=== Supplied information ===
########################################
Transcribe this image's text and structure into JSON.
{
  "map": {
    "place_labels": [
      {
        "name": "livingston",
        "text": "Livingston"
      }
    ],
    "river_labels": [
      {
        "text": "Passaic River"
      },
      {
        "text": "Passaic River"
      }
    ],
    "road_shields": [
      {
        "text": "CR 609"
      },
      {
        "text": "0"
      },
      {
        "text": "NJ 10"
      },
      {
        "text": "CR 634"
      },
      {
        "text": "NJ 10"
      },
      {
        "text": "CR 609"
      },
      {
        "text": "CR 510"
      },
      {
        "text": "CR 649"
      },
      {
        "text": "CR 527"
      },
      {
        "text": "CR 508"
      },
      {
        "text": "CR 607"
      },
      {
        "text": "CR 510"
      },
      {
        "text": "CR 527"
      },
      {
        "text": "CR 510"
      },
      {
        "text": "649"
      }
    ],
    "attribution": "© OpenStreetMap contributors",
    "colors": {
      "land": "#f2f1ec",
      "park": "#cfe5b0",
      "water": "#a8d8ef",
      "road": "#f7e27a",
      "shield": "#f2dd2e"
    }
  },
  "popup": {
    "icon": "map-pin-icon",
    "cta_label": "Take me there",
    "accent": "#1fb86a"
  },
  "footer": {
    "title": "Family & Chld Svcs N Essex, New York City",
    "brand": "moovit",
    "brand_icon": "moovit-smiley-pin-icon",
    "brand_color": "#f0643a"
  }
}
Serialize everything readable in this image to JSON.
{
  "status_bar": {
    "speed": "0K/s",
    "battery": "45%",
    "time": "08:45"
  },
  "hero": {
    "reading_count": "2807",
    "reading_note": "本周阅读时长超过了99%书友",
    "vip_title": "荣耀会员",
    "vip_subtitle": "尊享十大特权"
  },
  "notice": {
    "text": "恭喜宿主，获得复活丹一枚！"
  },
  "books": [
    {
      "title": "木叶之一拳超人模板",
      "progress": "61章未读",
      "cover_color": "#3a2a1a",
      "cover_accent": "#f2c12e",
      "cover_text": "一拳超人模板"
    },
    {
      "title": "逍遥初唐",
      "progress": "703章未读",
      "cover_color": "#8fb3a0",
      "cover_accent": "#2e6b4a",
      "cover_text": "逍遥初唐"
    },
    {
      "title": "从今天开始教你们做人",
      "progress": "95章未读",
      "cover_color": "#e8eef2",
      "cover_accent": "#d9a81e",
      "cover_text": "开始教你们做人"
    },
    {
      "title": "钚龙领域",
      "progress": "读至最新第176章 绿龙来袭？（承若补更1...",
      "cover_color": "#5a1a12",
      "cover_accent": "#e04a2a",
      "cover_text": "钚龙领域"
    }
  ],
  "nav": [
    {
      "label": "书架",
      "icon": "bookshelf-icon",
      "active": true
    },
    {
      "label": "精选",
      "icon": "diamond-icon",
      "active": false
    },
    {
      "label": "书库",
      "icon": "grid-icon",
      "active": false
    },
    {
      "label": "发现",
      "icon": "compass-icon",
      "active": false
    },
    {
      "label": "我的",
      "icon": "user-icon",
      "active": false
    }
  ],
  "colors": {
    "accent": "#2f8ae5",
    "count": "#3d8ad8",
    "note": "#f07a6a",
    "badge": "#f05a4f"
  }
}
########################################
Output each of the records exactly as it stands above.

Transcribe this image's text and structure into JSON.
{
  "map": {
    "place_labels": [
      {
        "name": "livingston",
        "text": "Livingston"
      }
    ],
    "river_labels": [
      {
        "text": "Passaic River"
      },
      {
        "text": "Passaic River"
      }
    ],
    "road_shields": [
      {
        "text": "CR 609"
      },
      {
        "text": "0"
      },
      {
        "text": "NJ 10"
      },
      {
        "text": "CR 634"
      },
      {
        "text": "NJ 10"
      },
      {
        "text": "CR 609"
      },
      {
        "text": "CR 510"
      },
      {
        "text": "CR 649"
      },
      {
        "text": "CR 527"
      },
      {
        "text": "CR 508"
      },
      {
        "text": "CR 607"
      },
      {
        "text": "CR 510"
      },
      {
        "text": "CR 527"
      },
      {
        "text": "CR 510"
      },
      {
        "text": "649"
      }
    ],
    "attribution": "© OpenStreetMap contributors",
    "colors": {
      "land": "#f2f1ec",
      "park": "#cfe5b0",
      "water": "#a8d8ef",
      "road": "#f7e27a",
      "shield": "#f2dd2e"
    }
  },
  "popup": {
    "icon": "map-pin-icon",
    "cta_label": "Take me there",
    "accent": "#1fb86a"
  },
  "footer": {
    "title": "Family & Chld Svcs N Essex, New York City",
    "brand": "moovit",
    "brand_icon": "moovit-smiley-pin-icon",
    "brand_color": "#f0643a"
  }
}
Serialize everything readable in this image to JSON.
{
  "status_bar": {
    "speed": "0K/s",
    "battery": "45%",
    "time": "08:45"
  },
  "hero": {
    "reading_count": "2807",
    "reading_note": "本周阅读时长超过了99%书友",
    "vip_title": "荣耀会员",
    "vip_subtitle": "尊享十大特权"
  },
  "notice": {
    "text": "恭喜宿主，获得复活丹一枚！"
  },
  "books": [
    {
      "title": "木叶之一拳超人模板",
      "progress": "61章未读",
      "cover_color": "#3a2a1a",
      "cover_accent": "#f2c12e",
      "cover_text": "一拳超人模板"
    },
    {
      "title": "逍遥初唐",
      "progress": "703章未读",
      "cover_color": "#8fb3a0",
      "cover_accent": "#2e6b4a",
      "cover_text": "逍遥初唐"
    },
    {
      "title": "从今天开始教你们做人",
      "progress": "95章未读",
      "cover_color": "#e8eef2",
      "cover_accent": "#d9a81e",
      "cover_text": "开始教你们做人"
    },
    {
      "title": "钚龙领域",
      "progress": "读至最新第176章 绿龙来袭？（承若补更1...",
      "cover_color": "#5a1a12",
      "cover_accent": "#e04a2a",
      "cover_text": "钚龙领域"
    }
  ],
  "nav": [
    {
      "label": "书架",
      "icon": "bookshelf-icon",
      "active": true
    },
    {
      "label": "精选",
      "icon": "diamond-icon",
      "active": false
    },
    {
      "label": "书库",
      "icon": "grid-icon",
      "active": false
    },
    {
      "label": "发现",
      "icon": "compass-icon",
      "active": false
    },
    {
      "label": "我的",
      "icon": "user-icon",
      "active": false
    }
  ],
  "colors": {
    "accent": "#2f8ae5",
    "count": "#3d8ad8",
    "note": "#f07a6a",
    "badge": "#f05a4f"
  }
}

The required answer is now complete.